Controllably patterned smectics: Using topography to assemble arrays of focal conic domains

Presenter: Daniel Beller (University of Pennsylvania, Dept. of Physics & Astronomy)

Co-authors: Apiradee Honglawan (University of Pennsylvania, Dept. of Chemical and Biomolecular Engineering), Marcello Cavallaro, Jr. (University of Pennsylvania, Dept. of Materials Science and Engineering), Randall D. Kamien (University of Pennsylvania, Dept. of Physics & Astronomy), Kathleen J. Stebe (University of Pennsylvania, Dept. of Materials Science and Engineering), Shu Yang (University of Pennsylvania, Dept. of Chemical and Biomolecular Engineering and Dept. of Materials Science and Engineering)

Abstract

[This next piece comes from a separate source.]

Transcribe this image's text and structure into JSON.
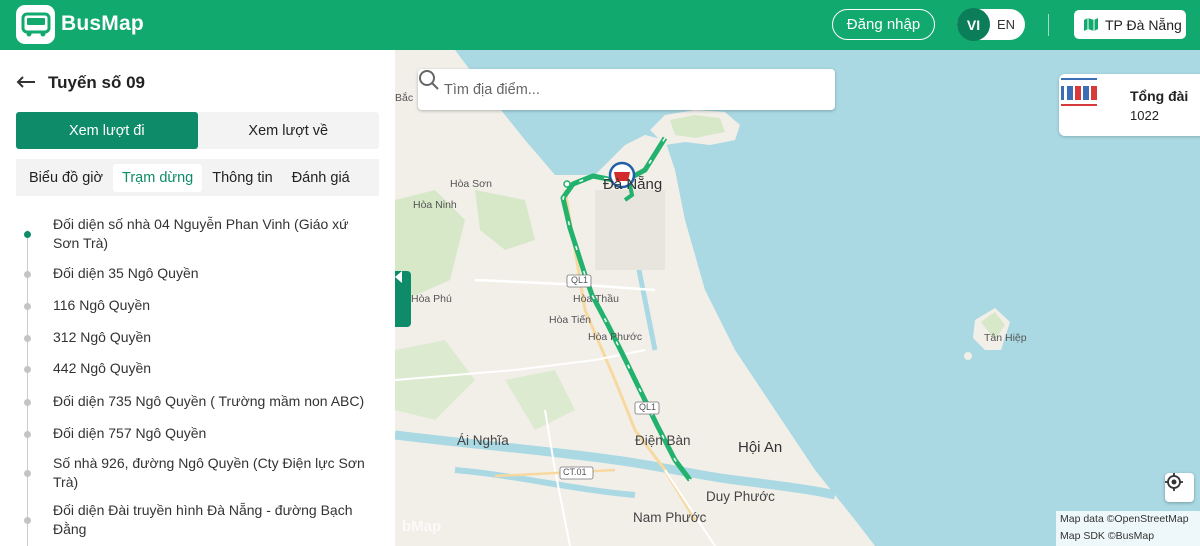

In smectic liquid crystals, the arrangement of molecules into layers frequently leads to the spontaneous formation of focal conic domains (FCDs), in which the layers organize around focal curves in the form of conic sections. Thin-film smectics permit robust self-assembly of FCD lattices, which have been studied for device applications. We investigate the influence of nontrivial confining boundary conditions – specifically, a topographically patterned substrate – on the arrangement and structure of FCDs. Topographic confinement is shown to produce controllable FCD lattices, with the patterning at the substrate propagating into the bulk. When topographic confinement is weakened, a variety of new hierarchical FCD arrangements are observed. We study these disparate behaviors in a single theoretical picture, and discuss approaches to new theoretical challenges presented by the complicated smectic structures that join together neighboring FCDs.